Just published – the first two reports by Odyssey Marine Exploration on its rescue archaeology on a mid-19th century wreck (Site BA02) lost at a depth close to 370 metres, 70 nautical miles off Jacksonville, Florida.
The wreck was brought to Odyssey’s attention in 2003 by a fisherman, whose nets had snagged ceramic wares over the last 40 years. A small selection of artifacts was recovered in 2003 and the wreck arrested in court. The site was revisited by Odyssey in 2005, when disturbing further impacts were documented, caused by recent dragging of trawl nets in the interim years by shrimp boats seeking fish for America’s booming sushi restaurants. Further diagnostic material culture was recorded in relation to its contexts prior to select recovery to identify and date the site before the wreck became even more extensively disturbed and data lost.
Site BA02 contains the remains of a small American coastal schooner that was transporting a consignment of British ceramics manufactured in Staffordshire in the decade 1850-60 alongside American glass wares and building materials. The most plausible theory is that the ship was lost in a hurricane, with the great storm of September 1854 the most likely candidate.

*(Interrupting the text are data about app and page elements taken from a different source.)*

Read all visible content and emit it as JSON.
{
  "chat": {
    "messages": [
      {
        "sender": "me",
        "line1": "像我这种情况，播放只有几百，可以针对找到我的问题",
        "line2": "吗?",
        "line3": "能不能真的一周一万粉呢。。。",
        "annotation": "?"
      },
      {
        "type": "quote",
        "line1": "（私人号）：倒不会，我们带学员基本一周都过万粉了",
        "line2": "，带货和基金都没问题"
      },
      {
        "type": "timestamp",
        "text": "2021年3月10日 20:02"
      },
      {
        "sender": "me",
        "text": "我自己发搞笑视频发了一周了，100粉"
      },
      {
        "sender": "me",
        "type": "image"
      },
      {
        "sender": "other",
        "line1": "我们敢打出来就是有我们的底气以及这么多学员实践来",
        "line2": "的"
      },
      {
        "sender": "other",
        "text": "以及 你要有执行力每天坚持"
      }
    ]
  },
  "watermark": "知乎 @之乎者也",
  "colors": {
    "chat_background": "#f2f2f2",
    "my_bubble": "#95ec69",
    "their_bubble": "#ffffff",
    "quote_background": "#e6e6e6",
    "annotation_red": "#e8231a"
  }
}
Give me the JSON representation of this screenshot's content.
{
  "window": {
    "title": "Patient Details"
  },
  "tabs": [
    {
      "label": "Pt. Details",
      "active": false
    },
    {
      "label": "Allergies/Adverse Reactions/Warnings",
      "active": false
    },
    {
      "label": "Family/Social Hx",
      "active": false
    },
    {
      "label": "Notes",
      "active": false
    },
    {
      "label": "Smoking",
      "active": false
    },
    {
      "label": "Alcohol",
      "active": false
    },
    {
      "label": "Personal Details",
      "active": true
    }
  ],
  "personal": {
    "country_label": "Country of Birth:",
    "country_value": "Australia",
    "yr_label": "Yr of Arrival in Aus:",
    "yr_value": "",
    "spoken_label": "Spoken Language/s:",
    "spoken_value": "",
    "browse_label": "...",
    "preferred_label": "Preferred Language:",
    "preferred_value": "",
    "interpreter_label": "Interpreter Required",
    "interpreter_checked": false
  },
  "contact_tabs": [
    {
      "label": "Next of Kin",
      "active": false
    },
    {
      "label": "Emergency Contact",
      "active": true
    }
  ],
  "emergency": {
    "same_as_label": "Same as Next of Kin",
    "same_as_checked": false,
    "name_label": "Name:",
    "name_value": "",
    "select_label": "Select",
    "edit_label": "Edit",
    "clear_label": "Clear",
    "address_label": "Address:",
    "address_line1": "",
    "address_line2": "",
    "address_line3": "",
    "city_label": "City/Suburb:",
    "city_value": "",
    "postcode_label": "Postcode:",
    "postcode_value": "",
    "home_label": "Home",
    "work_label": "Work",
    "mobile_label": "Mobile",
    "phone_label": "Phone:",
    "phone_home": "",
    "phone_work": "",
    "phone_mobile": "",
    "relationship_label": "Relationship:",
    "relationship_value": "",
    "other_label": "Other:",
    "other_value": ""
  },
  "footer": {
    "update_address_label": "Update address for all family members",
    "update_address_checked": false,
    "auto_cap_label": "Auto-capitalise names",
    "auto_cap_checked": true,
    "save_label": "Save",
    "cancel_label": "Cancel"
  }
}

The vessel appears to have been a two-masted schooner typical of the East Coast’s thriving regional maritime trade based in New York City. The Jacksonville ‘Blue China’ shipwreck reflects the lure of high status, yet relatively cheap, Staffordshire and US products that prevailed across middle class America and permeated down into the lower classes. This is surprisingly the first wreck of any mid-19th century coaster found off America with a substantial cargo and reflects the roots of New York’s original mercantile and economic rise to urban stardom.
Two further reports on the Jacksonville ‘Blue China’ wreck’s tobacco pipes and glass wares will be published soon.
Download OME Papers 19 and 20 from Odyssey Marine Exploration’s website.